• _Directions_: Search the data for "size". Return each matching line.

• _Material provided_:
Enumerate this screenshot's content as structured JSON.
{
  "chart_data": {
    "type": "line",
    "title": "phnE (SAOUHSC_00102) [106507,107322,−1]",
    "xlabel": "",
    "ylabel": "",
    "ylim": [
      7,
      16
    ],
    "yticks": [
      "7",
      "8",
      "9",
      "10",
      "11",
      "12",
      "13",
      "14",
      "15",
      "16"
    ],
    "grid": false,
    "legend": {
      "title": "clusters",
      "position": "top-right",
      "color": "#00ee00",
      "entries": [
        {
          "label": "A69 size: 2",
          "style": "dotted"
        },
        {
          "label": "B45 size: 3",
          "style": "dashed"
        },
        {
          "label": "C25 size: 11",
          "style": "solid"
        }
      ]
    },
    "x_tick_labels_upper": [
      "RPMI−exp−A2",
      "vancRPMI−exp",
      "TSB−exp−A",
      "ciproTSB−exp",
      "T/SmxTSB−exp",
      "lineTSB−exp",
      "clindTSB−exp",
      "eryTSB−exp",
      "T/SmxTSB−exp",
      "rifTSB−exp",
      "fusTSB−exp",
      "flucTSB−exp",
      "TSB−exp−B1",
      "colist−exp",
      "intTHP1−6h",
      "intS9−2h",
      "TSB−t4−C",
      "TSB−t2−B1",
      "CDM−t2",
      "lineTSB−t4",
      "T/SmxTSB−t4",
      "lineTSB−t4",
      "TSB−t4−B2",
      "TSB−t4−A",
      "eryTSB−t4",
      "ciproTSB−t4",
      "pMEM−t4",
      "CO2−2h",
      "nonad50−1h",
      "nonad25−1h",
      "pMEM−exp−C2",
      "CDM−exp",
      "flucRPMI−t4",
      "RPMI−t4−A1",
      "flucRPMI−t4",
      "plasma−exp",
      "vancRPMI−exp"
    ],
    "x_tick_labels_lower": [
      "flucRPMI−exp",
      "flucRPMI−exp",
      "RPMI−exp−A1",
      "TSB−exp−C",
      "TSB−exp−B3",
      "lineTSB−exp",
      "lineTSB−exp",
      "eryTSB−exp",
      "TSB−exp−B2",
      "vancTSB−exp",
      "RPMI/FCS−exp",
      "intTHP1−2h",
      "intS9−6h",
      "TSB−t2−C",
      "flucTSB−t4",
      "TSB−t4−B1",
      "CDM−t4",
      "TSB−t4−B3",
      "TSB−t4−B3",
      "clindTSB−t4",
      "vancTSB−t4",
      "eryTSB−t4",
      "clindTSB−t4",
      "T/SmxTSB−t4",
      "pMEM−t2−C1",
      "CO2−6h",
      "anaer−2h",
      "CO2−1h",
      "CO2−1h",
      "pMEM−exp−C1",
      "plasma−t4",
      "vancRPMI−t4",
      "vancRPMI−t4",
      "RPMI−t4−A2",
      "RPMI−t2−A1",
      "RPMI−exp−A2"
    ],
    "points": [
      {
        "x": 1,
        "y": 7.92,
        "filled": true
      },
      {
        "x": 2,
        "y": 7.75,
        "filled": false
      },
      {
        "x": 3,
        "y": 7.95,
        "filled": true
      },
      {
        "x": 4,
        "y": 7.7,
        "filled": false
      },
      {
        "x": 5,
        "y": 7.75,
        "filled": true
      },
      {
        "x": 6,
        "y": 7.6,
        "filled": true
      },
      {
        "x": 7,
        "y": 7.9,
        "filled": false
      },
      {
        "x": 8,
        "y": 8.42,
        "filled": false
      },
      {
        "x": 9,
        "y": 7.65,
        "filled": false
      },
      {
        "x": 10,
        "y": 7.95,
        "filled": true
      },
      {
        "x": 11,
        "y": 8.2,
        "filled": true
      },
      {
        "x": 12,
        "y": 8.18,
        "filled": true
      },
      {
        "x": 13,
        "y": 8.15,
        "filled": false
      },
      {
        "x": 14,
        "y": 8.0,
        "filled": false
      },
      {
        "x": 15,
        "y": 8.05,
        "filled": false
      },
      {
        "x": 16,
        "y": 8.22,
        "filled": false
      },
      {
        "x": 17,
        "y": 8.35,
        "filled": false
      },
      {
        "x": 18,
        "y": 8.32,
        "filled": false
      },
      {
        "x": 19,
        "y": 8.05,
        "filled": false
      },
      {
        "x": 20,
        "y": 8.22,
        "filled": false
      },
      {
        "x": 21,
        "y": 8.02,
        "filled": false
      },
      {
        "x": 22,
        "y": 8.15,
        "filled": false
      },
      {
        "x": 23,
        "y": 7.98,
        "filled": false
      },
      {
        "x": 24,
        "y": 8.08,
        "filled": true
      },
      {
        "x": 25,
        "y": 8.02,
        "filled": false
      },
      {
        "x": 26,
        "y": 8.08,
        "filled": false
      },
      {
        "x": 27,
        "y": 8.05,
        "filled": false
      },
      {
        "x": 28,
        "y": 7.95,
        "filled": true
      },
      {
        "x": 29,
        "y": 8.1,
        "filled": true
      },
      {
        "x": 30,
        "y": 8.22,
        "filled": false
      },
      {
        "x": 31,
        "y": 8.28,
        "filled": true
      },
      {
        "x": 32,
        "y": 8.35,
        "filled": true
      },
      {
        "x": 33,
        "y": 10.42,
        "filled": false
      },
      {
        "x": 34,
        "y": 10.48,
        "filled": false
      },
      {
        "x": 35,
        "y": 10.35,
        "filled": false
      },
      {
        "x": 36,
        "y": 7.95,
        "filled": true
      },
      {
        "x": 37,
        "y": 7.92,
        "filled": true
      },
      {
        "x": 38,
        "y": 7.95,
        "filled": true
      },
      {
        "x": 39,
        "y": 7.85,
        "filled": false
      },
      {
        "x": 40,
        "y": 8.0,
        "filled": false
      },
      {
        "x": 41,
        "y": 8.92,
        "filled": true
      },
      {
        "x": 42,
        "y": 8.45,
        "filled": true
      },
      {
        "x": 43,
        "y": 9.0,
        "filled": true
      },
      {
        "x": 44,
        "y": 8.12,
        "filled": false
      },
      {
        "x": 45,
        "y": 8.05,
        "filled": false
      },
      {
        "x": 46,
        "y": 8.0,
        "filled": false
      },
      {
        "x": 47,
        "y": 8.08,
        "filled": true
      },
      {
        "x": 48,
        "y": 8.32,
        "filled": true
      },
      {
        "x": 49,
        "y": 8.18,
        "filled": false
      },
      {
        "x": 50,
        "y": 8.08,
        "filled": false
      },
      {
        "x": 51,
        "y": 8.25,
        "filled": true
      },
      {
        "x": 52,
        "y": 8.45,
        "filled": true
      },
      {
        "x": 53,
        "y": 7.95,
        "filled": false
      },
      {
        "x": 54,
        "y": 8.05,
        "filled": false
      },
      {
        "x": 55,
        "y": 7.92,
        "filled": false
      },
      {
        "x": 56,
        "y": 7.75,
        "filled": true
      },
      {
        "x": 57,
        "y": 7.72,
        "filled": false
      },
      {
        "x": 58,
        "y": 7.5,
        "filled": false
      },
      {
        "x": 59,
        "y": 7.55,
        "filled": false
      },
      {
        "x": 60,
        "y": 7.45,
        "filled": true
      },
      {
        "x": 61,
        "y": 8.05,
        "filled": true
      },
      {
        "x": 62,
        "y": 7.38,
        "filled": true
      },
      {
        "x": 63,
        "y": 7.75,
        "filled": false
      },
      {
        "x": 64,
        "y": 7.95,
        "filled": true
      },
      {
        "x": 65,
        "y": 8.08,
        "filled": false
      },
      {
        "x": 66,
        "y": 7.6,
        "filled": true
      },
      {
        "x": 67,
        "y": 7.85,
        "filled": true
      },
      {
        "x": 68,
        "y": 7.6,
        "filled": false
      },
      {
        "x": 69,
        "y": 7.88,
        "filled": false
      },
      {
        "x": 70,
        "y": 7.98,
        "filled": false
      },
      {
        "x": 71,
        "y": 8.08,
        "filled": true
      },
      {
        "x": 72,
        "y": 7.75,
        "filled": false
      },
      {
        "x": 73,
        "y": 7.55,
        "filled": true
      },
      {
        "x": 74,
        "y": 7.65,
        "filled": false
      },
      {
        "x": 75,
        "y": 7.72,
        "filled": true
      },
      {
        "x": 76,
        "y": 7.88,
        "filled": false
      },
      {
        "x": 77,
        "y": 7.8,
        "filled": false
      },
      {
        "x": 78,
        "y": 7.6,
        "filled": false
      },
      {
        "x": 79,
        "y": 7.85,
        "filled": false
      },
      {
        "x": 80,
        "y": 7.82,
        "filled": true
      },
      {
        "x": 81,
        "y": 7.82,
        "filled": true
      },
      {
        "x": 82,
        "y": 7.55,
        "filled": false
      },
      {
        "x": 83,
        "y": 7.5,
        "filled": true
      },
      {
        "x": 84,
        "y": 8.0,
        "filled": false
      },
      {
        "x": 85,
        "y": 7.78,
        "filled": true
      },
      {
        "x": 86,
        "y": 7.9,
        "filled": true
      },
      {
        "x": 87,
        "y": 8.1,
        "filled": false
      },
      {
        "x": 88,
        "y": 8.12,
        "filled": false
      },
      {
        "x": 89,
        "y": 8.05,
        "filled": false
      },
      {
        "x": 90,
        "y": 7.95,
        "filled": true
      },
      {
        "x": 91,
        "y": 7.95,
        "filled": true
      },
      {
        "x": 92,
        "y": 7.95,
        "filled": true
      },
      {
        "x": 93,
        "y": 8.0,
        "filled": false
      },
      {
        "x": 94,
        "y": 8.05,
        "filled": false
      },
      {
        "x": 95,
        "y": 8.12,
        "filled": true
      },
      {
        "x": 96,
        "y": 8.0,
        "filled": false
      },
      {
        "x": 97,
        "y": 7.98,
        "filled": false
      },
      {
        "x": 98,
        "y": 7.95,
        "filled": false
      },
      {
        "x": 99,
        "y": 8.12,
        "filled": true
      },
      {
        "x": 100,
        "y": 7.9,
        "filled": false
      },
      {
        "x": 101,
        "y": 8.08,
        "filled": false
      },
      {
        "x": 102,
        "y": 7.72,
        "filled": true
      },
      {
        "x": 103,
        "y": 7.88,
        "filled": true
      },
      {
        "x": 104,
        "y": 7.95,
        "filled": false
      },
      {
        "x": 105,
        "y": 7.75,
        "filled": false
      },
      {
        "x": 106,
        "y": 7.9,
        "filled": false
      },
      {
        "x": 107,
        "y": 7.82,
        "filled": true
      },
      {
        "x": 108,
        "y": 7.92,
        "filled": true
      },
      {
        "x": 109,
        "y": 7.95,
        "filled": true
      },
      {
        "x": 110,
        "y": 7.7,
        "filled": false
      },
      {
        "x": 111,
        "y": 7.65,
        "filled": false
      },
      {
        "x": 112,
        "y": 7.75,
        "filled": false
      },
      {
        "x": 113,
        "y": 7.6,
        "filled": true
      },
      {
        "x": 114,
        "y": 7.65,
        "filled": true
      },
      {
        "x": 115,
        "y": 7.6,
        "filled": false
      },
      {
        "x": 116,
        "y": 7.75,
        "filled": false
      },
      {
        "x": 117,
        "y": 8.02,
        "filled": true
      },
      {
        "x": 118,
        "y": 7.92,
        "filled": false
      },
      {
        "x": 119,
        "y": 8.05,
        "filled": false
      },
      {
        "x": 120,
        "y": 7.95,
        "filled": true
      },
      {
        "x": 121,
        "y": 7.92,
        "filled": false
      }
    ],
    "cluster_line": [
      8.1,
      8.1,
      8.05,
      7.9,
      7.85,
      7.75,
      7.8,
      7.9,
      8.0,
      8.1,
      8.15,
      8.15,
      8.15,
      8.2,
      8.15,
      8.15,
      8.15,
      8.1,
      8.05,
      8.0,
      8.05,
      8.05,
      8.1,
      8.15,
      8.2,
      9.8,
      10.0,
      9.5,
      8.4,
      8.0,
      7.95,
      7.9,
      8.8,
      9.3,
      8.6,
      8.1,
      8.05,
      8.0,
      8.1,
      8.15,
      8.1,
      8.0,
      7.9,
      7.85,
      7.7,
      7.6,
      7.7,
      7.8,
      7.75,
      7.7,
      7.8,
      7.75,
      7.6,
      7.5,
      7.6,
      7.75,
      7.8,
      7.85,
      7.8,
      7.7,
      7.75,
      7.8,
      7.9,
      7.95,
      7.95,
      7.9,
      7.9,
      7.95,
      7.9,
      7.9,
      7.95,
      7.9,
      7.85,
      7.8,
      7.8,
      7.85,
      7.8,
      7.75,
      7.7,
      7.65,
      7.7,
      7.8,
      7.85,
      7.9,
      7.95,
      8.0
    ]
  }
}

• _Answer section_:
          "label": "A69 size: 2",
          "label": "B45 size: 3",
          "label": "C25 size: 11",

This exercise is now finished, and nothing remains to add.